While announcing the continued financial support, Obama said the two would press for a political solution to the crisis in Syria that drives the refugees into Jordan. “Both of us recognize that you can’t just treat the symptoms,” Obama said.
The king referred to the generous support of the United States. "The leadership the United States has shown has been critical," he said.
The United States is the largest donor to Syrian refugees, spending $1.7 billion so far, including millions of dollars to Jordan, according to the U.S. Agency for International Development.
Of the 2.4 million Syrian refugees registered in the region, nearly 600,000 have fled to Jordan, a country with just over 6 million people, according to United Nations High Commissioner for Refugees.
Senior administration officials traveling with Obama said the two leaders discussed U.S. efforts to push other nations to provide assistance and the United Nations Security Council to pass a resolution that would allow the delivery of humanitarian aid.
Obama and Abdullah met behind closed doors at a tony retreat in the desert near Palm Springs Friday night to discuss the continuing problems in Syria and the contentious peace talks between Israelis and Palestinians.
Neither issue – two of Obama’s national security priorities – can be accomplished without the support of Jordan, a key Middle East player and a longtime U.S. ally.
Jon Alterman, director of the Middle East Program at the Center for Strategic and International Studies, said the two nations have a “remarkable and durable partnership” on military, intelligence and diplomatic issues. “We rely on the king of Jordan and he relies on us,” he said.
The Friday night talk capped off days of meetings for Abdullah, who this week visited with Vice President Joe Biden, Secretary of State John Kerry, Defense Secretary Chuck Hagel and leaders on Capitol Hill including House Speaker John Boehner, R-Ohio, and Senate Majority Leader Harry Reid, D-Nev. Syria has topped the agenda in every meeting.
Obama has tried to pivot to other areas of the globe, but the ongoing problems in the Middle East keep drawing his attention back.
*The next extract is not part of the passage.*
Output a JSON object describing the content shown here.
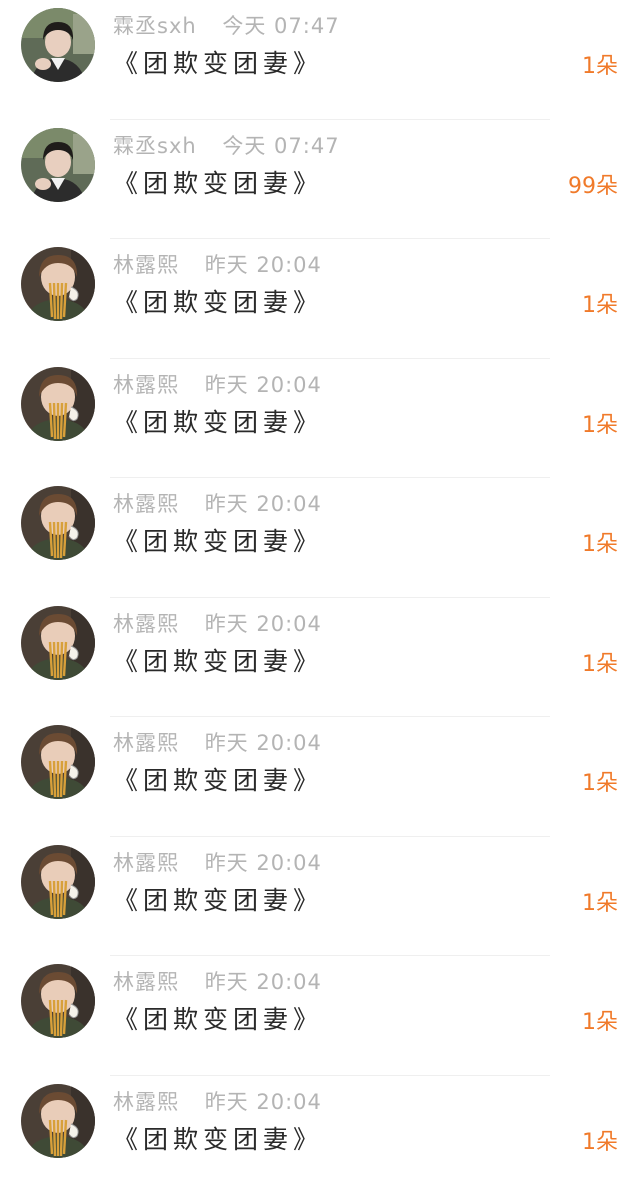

Next month, he will meet with Israeli Prime Minister Benjamin Netanyahu in Washington and Saudi Arabia’s King Abdullah Bin Abdulaziz Al Saud on a visit to that country.
Obama hosted Abdullah for dinner at Sunnylands, the estate of the late publisher and diplomat Walter Annenberg that has been dubbed “Camp David West.” Obama met with Chinese President Xi Jinping last June at the compound that has long hosted presidents.
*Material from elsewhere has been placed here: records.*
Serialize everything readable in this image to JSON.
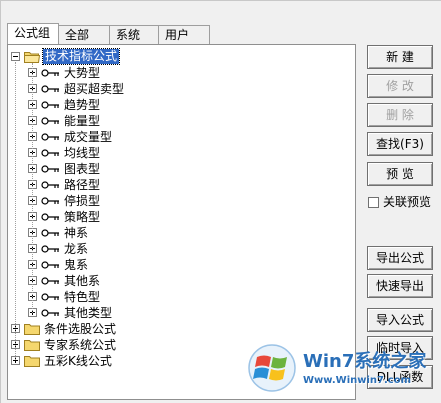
{
  "tabs": [
    {
      "label": "公式组",
      "active": true
    },
    {
      "label": "全部",
      "active": false
    },
    {
      "label": "系统",
      "active": false
    },
    {
      "label": "用户",
      "active": false
    }
  ],
  "tree": {
    "root": {
      "label": "技术指标公式",
      "expanded": true,
      "selected": true
    },
    "children": [
      "大势型",
      "超买超卖型",
      "趋势型",
      "能量型",
      "成交量型",
      "均线型",
      "图表型",
      "路径型",
      "停损型",
      "策略型",
      "神系",
      "龙系",
      "鬼系",
      "其他系",
      "特色型",
      "其他类型"
    ],
    "other_groups": [
      {
        "label": "条件选股公式",
        "expanded": false
      },
      {
        "label": "专家系统公式",
        "expanded": false
      },
      {
        "label": "五彩K线公式",
        "expanded": false
      }
    ]
  },
  "buttons": {
    "new": "新  建",
    "edit": "修  改",
    "delete": "删  除",
    "find": "查找(F3)",
    "preview": "预  览",
    "export": "导出公式",
    "quick_export": "快速导出",
    "import": "导入公式",
    "temp_import": "临时导入",
    "dll": "DLL函数"
  },
  "checkbox": {
    "label": "关联预览",
    "checked": false
  },
  "watermark": {
    "brand": "Win7系统之家",
    "url": "Www.Winwin7.com"
  },
  "colors": {
    "selection": "#3169c6",
    "folder": "#f5d76e",
    "watermark": "#2a6fb8"
  }
}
Last year, about 1,000 protestors greeted the Chinese leader. Friday’s gathering was expected to be more low-key, with only a handful of activists gathering to oppose the Middle East peace plan. Abdullah, who studied in the United States and Europe, speaks flawless English and is a frequent visitor here, often meeting with film, technology and business leaders and once even touring Northern California on a Harley-Davidson motorcycle. He met earlier in the day with California Gov. Jerry Brown.
The United States hopes Abdullah will help sell a contentious deal between the Palestinians and Israelis on his travels throughout the Middle East, even though some in his own country _ where half are of Palestinian origin _ are skeptical. Kerry has been working for months on a potential agreement that will outline U.S. proposals for a two-state solution in the Middle East.
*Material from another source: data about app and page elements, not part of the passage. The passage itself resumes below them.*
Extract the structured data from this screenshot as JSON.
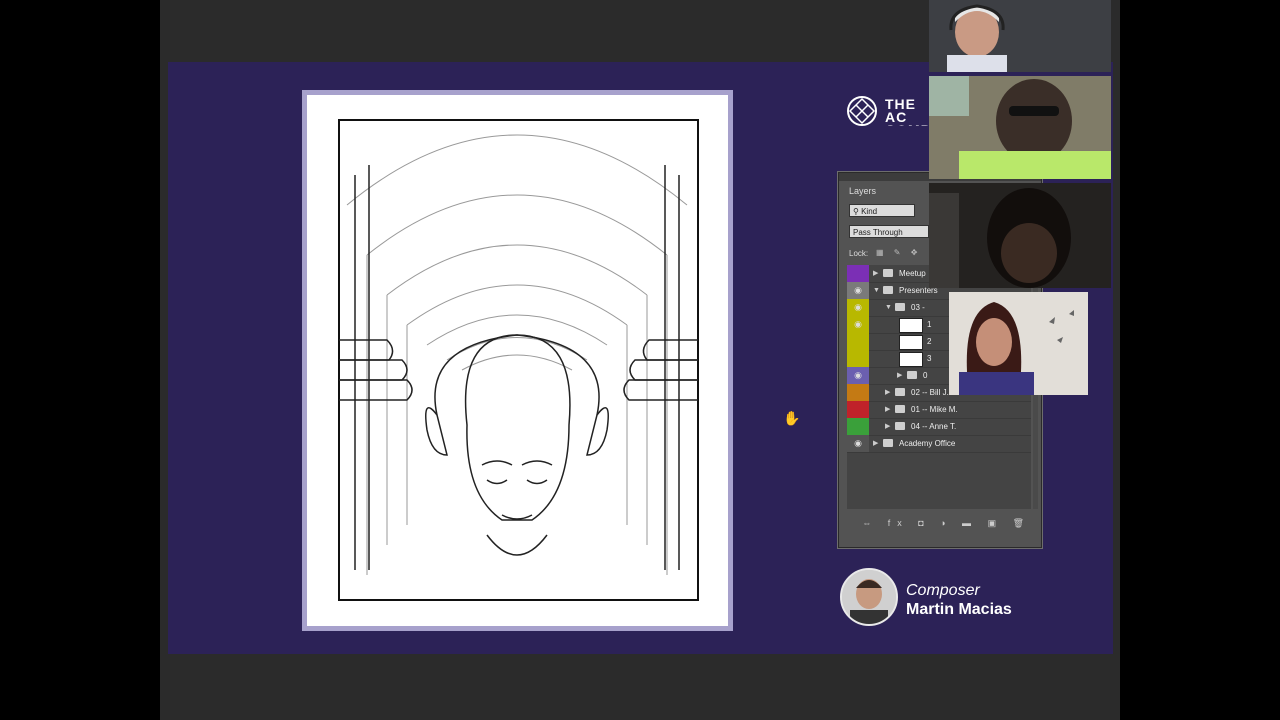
{
  "logo": {
    "text": "THE AC\nCOMP",
    "icon": "academy-logo-icon"
  },
  "layers_panel": {
    "tab_label": "Layers",
    "kind_label": "Kind",
    "blend_mode": "Pass Through",
    "lock_label": "Lock:",
    "rows": [
      {
        "name": "Meetup",
        "color": "#7b2fb5",
        "eye": false,
        "depth": 0,
        "type": "folder",
        "expanded": false
      },
      {
        "name": "Presenters",
        "color": "#7a7a7a",
        "eye": true,
        "depth": 0,
        "type": "folder",
        "expanded": true
      },
      {
        "name": "03 -",
        "color": "#b8b800",
        "eye": true,
        "depth": 1,
        "type": "folder",
        "expanded": true
      },
      {
        "name": "1",
        "color": "#b8b800",
        "eye": true,
        "depth": 2,
        "type": "layer"
      },
      {
        "name": "2",
        "color": "#b8b800",
        "eye": false,
        "depth": 2,
        "type": "layer"
      },
      {
        "name": "3",
        "color": "#b8b800",
        "eye": false,
        "depth": 2,
        "type": "layer"
      },
      {
        "name": "0",
        "color": "#6b5fb0",
        "eye": true,
        "depth": 2,
        "type": "folder",
        "expanded": false
      },
      {
        "name": "02 -- Bill J.",
        "color": "#c47a14",
        "eye": false,
        "depth": 1,
        "type": "folder",
        "expanded": false
      },
      {
        "name": "01 -- Mike M.",
        "color": "#c0222a",
        "eye": false,
        "depth": 1,
        "type": "folder",
        "expanded": false
      },
      {
        "name": "04 -- Anne T.",
        "color": "#3aa03a",
        "eye": false,
        "depth": 1,
        "type": "folder",
        "expanded": false
      },
      {
        "name": "Academy Office",
        "color": "#535353",
        "eye": true,
        "depth": 0,
        "type": "folder",
        "expanded": false
      }
    ],
    "footer_icons": "⇔ fx ◘ ◑ ▬ ▣ 🗑"
  },
  "composer": {
    "role": "Composer",
    "name": "Martin Macias"
  },
  "video_tiles": [
    "participant-1",
    "participant-2",
    "participant-3",
    "participant-4"
  ]
}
But Abdullah, experts say, came to the United States primarily to ask for additional aid to care for Syrian refugees.
USAID estimates it will cost Jordan $900 million this year to house the refugees. That will put a further strain on the nation’s economy, which is already facing a $3.2 billion budget deficit.
“They are poor and needy refugees,” said Shibley Telhami, a professor at the University of Maryland and a senior fellow at the Brookings Institution. “They are in desperate need of basic services.”
The United States currently has a five-year agreement to provide Jordan $660 million a year, which includes $360 million in economic support and $300 million in military financing. Senior administration officials would not say how much the new aid package would total.
While visiting Jordan last year, Obama pledged $200 million in aid to Jordan, which has seen a strain in services, including water, electricity, hospitals and schools, from the influx of Syrian refugees.
Congress authorized a $1.25 billion loan guarantee for Jordan last year, essentially making the U.S. responsible for repaying the money should Jordan default, and included up to $150 million in the National Defense Authorization Act for fiscal 2014 to Jordan for security along its border with Syria.
Obama acknowledged this week in a news conference that despite two rounds of talks negotiators are “far from achieving” a resolution to the crisis. But he said international pressure on Syria to account for and relinquish its chemical weapons has started to achieve some progress.